• What you will do
Could you show all lines in the entries below that contain the string "JSON"?

• Data records for software interfaces
______________________________
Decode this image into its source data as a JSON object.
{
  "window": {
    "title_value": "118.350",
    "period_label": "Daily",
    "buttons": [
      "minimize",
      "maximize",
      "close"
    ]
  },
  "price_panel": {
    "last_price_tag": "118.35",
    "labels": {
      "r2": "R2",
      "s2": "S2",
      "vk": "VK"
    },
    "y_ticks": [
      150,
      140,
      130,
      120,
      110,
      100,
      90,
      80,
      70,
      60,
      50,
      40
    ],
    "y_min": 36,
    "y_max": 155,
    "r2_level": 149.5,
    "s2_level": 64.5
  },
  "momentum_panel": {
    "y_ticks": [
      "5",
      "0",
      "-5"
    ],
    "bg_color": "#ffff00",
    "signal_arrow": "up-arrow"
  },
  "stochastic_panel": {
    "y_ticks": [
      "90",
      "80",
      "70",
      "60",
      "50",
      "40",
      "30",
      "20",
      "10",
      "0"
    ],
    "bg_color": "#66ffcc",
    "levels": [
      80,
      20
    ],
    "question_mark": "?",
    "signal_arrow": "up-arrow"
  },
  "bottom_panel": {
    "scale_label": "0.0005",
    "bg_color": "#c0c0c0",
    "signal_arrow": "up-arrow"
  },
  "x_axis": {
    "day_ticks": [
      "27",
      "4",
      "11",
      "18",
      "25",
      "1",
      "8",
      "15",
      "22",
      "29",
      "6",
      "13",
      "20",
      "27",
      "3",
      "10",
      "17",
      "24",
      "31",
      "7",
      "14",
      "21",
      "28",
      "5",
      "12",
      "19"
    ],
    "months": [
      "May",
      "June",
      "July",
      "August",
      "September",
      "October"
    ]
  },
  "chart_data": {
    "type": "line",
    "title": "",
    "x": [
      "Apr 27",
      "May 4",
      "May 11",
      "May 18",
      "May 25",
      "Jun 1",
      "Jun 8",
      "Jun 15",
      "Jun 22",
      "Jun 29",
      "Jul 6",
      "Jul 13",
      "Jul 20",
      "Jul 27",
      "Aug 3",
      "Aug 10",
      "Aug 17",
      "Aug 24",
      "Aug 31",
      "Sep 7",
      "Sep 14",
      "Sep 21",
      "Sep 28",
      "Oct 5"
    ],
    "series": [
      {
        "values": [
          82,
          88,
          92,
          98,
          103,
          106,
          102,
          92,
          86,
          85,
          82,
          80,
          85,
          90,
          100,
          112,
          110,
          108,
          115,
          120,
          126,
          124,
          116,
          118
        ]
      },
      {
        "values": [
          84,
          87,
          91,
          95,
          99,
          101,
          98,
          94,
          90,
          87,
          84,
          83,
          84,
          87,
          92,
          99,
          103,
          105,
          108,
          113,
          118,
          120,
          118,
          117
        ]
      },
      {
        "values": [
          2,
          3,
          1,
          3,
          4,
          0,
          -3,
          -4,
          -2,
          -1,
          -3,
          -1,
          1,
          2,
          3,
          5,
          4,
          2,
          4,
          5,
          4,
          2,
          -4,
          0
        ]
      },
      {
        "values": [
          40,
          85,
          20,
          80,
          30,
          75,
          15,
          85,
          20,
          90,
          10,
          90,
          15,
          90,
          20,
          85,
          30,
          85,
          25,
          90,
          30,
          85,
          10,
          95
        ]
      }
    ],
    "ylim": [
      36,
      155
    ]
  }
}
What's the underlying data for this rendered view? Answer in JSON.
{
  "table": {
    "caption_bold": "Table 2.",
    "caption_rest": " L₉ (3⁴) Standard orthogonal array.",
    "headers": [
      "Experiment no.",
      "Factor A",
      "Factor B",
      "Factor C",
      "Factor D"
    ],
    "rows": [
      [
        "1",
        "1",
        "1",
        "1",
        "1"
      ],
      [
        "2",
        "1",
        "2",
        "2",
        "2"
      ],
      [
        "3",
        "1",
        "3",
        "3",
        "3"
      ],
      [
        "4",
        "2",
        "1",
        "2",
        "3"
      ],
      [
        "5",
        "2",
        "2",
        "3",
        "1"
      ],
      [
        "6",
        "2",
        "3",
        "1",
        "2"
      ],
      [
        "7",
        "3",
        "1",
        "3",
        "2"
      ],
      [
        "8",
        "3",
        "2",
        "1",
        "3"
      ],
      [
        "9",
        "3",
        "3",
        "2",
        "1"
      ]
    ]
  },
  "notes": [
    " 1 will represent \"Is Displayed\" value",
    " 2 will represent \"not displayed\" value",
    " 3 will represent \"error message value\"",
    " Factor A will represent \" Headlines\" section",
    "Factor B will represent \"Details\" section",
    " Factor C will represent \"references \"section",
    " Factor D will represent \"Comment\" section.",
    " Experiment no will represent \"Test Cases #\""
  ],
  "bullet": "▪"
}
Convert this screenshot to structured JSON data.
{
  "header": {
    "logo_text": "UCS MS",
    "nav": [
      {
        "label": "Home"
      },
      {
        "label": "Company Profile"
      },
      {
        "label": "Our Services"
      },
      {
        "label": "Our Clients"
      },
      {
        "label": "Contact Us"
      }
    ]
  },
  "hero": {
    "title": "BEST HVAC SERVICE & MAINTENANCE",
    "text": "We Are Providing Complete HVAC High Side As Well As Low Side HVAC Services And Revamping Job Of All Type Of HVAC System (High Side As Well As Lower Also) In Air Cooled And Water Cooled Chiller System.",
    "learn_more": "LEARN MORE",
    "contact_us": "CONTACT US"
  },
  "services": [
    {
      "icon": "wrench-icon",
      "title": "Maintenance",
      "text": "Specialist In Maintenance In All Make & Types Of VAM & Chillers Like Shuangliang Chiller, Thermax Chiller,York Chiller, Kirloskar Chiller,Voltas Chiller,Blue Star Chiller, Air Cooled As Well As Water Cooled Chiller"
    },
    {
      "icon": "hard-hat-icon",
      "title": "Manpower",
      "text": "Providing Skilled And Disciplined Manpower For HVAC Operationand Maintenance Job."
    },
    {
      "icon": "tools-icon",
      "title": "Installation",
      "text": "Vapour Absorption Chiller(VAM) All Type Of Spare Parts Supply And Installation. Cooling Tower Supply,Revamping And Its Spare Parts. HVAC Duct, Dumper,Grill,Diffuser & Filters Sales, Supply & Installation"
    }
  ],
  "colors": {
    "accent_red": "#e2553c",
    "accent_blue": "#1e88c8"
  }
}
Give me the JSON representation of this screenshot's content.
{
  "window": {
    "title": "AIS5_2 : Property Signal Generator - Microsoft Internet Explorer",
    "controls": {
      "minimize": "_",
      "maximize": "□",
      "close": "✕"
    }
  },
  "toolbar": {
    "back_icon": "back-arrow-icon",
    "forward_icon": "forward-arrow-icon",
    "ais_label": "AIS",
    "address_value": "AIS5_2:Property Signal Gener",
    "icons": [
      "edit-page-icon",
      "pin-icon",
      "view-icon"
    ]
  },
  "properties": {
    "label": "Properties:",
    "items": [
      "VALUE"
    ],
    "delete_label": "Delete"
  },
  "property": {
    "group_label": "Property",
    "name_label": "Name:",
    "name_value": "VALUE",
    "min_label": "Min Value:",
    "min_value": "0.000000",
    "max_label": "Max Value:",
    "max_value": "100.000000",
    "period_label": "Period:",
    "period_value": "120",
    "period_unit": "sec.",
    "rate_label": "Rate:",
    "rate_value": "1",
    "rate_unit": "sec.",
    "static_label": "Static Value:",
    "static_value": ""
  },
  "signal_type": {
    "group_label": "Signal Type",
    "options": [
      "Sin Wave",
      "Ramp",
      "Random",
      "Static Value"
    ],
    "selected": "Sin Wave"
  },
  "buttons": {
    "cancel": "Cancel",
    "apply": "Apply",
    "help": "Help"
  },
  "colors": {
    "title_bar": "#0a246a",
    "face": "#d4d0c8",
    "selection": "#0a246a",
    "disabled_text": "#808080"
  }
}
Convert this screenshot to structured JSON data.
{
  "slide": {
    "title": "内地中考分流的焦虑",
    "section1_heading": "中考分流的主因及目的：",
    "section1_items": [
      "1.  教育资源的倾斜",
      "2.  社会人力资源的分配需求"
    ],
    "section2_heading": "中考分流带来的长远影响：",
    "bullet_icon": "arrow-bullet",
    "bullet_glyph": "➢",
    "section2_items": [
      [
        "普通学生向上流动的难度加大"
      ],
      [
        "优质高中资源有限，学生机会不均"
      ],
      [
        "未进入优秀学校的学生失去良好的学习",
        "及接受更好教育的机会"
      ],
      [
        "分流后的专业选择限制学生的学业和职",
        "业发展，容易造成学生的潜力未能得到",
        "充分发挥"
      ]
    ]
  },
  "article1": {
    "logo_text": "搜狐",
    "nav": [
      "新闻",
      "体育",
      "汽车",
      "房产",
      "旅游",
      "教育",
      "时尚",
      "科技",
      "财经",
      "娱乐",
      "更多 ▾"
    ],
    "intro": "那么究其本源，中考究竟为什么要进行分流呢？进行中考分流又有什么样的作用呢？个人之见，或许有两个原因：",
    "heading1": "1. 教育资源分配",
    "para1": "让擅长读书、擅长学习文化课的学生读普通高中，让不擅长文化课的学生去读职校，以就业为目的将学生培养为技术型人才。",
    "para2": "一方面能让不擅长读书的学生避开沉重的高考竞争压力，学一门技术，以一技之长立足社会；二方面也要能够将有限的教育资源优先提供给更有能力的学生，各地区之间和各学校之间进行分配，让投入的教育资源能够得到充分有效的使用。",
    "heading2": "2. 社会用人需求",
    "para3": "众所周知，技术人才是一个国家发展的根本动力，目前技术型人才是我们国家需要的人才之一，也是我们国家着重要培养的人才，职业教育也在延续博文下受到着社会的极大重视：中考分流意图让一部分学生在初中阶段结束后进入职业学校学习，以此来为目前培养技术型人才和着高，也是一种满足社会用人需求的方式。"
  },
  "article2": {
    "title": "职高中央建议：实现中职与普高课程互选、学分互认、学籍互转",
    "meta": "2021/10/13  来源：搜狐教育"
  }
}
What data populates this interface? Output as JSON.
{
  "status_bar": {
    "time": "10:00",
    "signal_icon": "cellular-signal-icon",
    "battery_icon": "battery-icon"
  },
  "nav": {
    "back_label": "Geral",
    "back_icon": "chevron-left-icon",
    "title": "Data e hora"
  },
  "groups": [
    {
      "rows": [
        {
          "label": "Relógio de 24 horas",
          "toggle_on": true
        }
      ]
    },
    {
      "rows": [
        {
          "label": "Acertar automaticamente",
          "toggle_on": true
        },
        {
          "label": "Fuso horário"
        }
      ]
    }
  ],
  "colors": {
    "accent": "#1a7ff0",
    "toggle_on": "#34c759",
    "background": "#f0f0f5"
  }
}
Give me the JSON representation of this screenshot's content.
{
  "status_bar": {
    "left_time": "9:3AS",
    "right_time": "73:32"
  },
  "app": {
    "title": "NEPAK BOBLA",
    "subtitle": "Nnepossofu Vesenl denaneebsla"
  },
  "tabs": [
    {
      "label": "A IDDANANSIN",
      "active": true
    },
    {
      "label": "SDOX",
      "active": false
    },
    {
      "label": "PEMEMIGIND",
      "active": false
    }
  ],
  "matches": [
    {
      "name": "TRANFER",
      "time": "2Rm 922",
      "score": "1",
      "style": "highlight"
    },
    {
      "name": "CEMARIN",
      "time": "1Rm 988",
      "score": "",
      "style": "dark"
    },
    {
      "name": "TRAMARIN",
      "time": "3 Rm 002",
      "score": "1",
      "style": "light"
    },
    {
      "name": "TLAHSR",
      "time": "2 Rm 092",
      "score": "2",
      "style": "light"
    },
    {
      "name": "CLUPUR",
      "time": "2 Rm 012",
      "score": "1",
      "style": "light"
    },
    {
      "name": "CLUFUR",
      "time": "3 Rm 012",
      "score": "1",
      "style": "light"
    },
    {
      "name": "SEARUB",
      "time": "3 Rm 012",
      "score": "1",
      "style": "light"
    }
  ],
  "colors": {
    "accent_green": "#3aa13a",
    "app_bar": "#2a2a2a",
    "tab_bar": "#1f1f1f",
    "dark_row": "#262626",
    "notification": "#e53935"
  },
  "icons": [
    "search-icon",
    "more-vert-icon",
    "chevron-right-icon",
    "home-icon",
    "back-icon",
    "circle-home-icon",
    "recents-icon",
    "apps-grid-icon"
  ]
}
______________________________
• Answer space
Decode this image into its source data as a JSON object.
What's the underlying data for this rendered view? Answer in JSON.
Convert this screenshot to structured JSON data.
Give me the JSON representation of this screenshot's content.
Convert this screenshot to structured JSON data.
What data populates this interface? Output as JSON.
Give me the JSON representation of this screenshot's content.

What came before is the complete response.